My daughter’s life, although short, had been a gift. A gift I took for granted. What was really important was not how rich, how successful or how famous I became. It was the people I loved and the joy I found in living every day.  A proverb says  “What you do today is important because you are exchanging a day of your life for it.”

Art from the Heart by Laurel D. Rund

“What the caterpillar calls the end of the world, the master calls a butterfly.” Richard Bach

I learned to ask myself, “What did you exchange for today? Are you living life so caught up that you forget to focus on the things that are really important, your family, your health, and your friends? Are you celebrating life?

  • In a small town in Italy at sunset everyone comes out of their houses to sit on benches and watch the sunset. They celebrate life.
  • In Latvia, people celebrate the summer by running across a local bridge at 3:00 am in the morning…naked. They celebrate life.
  • But Americans, we rush through our days. Our lives become routine, we fall into a rut. Do you know the difference between a rut and a grave? Not much.

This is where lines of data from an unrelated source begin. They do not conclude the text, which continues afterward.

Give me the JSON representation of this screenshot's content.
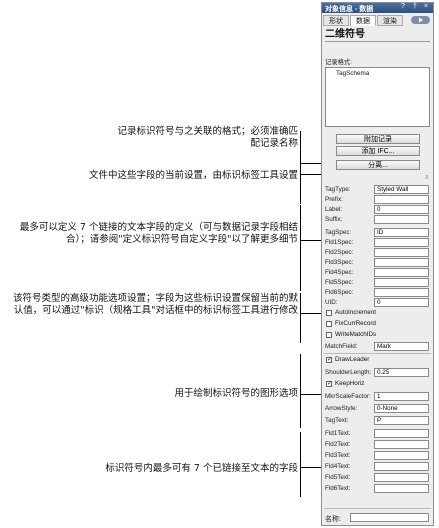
{
  "annotations": [
    {
      "text": "记录标识符号与之关联的格式；必须准确匹配记录名称"
    },
    {
      "text": "文件中这些字段的当前设置，由标识标签工具设置"
    },
    {
      "text": "最多可以定义 7 个链接的文本字段的定义（可与数据记录字段相结合）；请参阅\"定义标识符号自定义字段\"以了解更多细节"
    },
    {
      "text": "该符号类型的高级功能选项设置；字段为这些标识设置保留当前的默认值，可以通过\"标识（规格工具\"对话框中的标识标签工具进行修改"
    },
    {
      "text": "用于绘制标识符号的图形选项"
    },
    {
      "text": "标识符号内最多可有 7 个已链接至文本的字段"
    }
  ],
  "palette": {
    "title": "对象信息 - 数据",
    "title_buttons": [
      "?",
      "†",
      "×"
    ],
    "tabs": [
      "形状",
      "数据",
      "渲染"
    ],
    "symbol_title": "二维符号",
    "record_format_label": "记录格式:",
    "record_format_item": "TagSchema",
    "buttons": {
      "attach_record": "附加记录",
      "add_ifc": "添加 IFC...",
      "classify": "分离..."
    },
    "fields": [
      {
        "label": "TagType:",
        "value": "Styled Wall"
      },
      {
        "label": "Prefix:",
        "value": ""
      },
      {
        "label": "Label:",
        "value": "0"
      },
      {
        "label": "Suffix:",
        "value": ""
      },
      {
        "label": "TagSpec:",
        "value": "ID"
      },
      {
        "label": "Fld1Spec:",
        "value": ""
      },
      {
        "label": "Fld2Spec:",
        "value": ""
      },
      {
        "label": "Fld3Spec:",
        "value": ""
      },
      {
        "label": "Fld4Spec:",
        "value": ""
      },
      {
        "label": "Fld5Spec:",
        "value": ""
      },
      {
        "label": "Fld6Spec:",
        "value": ""
      },
      {
        "label": "UID:",
        "value": "0"
      }
    ],
    "advanced_checks": [
      {
        "label": "AutoIncrement",
        "checked": false
      },
      {
        "label": "FixCurrRecord",
        "checked": false
      },
      {
        "label": "WriteMatchIDs",
        "checked": false
      }
    ],
    "match_field": {
      "label": "MatchField:",
      "value": "Mark"
    },
    "graphic_checks": [
      {
        "label": "DrawLeader",
        "checked": true
      }
    ],
    "shoulder": {
      "label": "ShoulderLength:",
      "value": "0.25"
    },
    "keep_horiz": {
      "label": "KeepHoriz",
      "checked": true
    },
    "mkr_scale": {
      "label": "MkrScaleFactor:",
      "value": "1"
    },
    "arrow_style": {
      "label": "ArrowStyle:",
      "value": "0-None"
    },
    "text_fields": [
      {
        "label": "TagText:",
        "value": "P"
      },
      {
        "label": "Fld1Text:",
        "value": ""
      },
      {
        "label": "Fld2Text:",
        "value": ""
      },
      {
        "label": "Fld3Text:",
        "value": ""
      },
      {
        "label": "Fld4Text:",
        "value": ""
      },
      {
        "label": "Fld5Text:",
        "value": ""
      },
      {
        "label": "Fld6Text:",
        "value": ""
      }
    ],
    "name_label": "名称:",
    "name_value": "",
    "colors": {
      "titlebar": "#3a5d8e",
      "panel": "#ededed"
    }
  }
}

My daughter’s death taught me to celebrate life; to live with purpose, laughter and love … and to see each day as a gift.

I often ask myself, “What did you exchange for today?” Was it worth it? In the 4.5 billion year history of the universe this day only comes once. I’m committed to exchange each day for the things that are really important and to embrace this miracle called life?

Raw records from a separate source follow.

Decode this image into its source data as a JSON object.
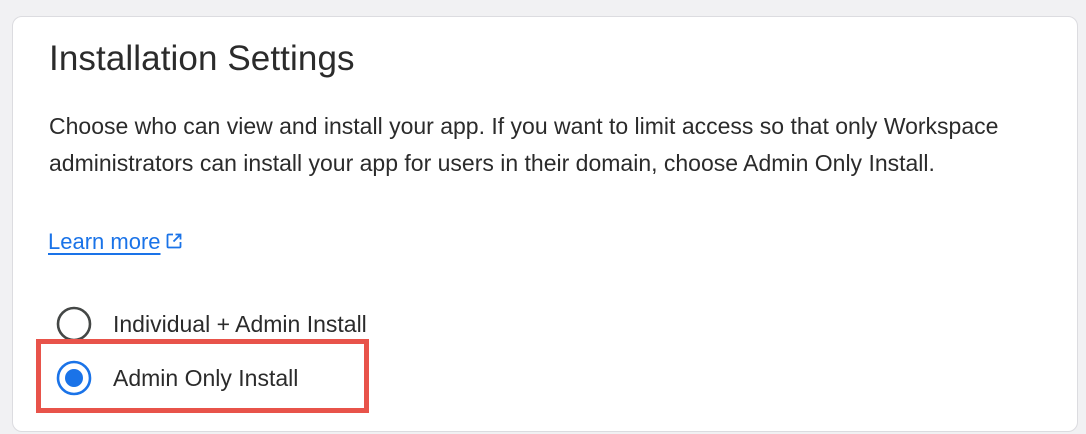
{
  "settings": {
    "title": "Installation Settings",
    "description": "Choose who can view and install your app. If you want to limit access so that only Workspace administrators can install your app for users in their domain, choose Admin Only Install.",
    "learn_more": "Learn more",
    "options": [
      {
        "label": "Individual + Admin Install",
        "selected": false
      },
      {
        "label": "Admin Only Install",
        "selected": true
      }
    ]
  },
  "colors": {
    "accent": "#1a73e8",
    "highlight": "#e8534a",
    "radio_unselected": "#444746"
  },
  "icons": {
    "learn_more": "open-in-new-icon"
  }
}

How do you feel about your life right now? Are you happy? Do you see every moment as a gift? Or are you so entrenched in the everyday hassles of life that you don’t have the time to focus on what’s really important, on what brings you joy.

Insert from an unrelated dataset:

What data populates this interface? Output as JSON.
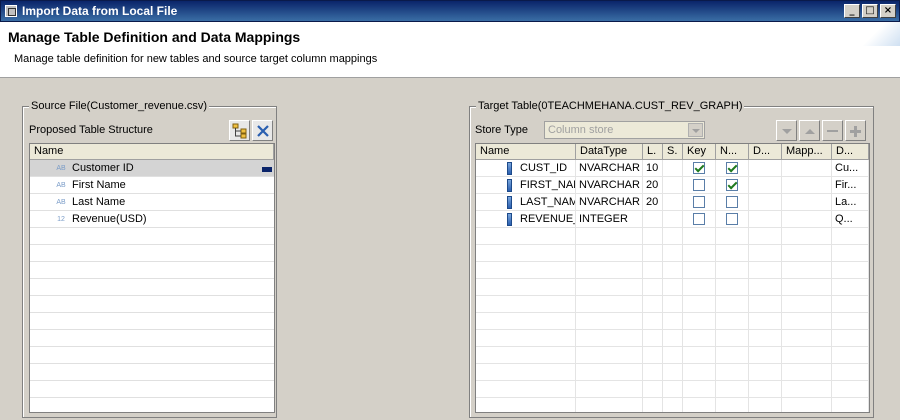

What did you exchange for today?
One of Gaye’s posts included this video.  Enjoy

Contact page for the Essence of Laurel website

 Bio – Gaye Freedman, Ed.D

Metamorphosis - Your StoriesGaye Freedman, Ed.D, has a Doctorate in Education from the University of Southern California and over 20 years experience working in the field of Training and Development. She has worked in corporations including Intel and Cisco Systems and non-profit organizations including the YWCA, Black Chamber of Commerce, Girl Scouts and the Bill Wilson Center for homeless and runaway teens in San Jose, CA.

As Chief Education Officer of Global Education Projects she developed “The Global Kids Club” a web based educational program for ages 8-12 designed to introduce elementary students to the people, places and cultures of the world. And as the owner of Life Strategies Consulting, she specialized in motivational workshops for women. A passionate advocate for women she used humor and creativity to inspire women to achieve their dreams.

As part of her life journey she also picked up a hobby…..Comedy… and has been having a blast working as a comic for the last few years. During the recession when everything seemed to crash and burn she decided that life was too short to bitch and moan. “I mean really nothing is promised so what the heck.” Her motto became, “If it ain’t fun don’t do it.” And this is what her life is about, being happy and living a life of joy and laughter.

Gaye is currently working on a new project to bring that message to women across the country.

Ms. Freedman lives in Bradenton, Fl with her husband of 40 years.  Her website, which is a work in progress (isn’t that a metaphore for life?)  is:  The Laughing Goddess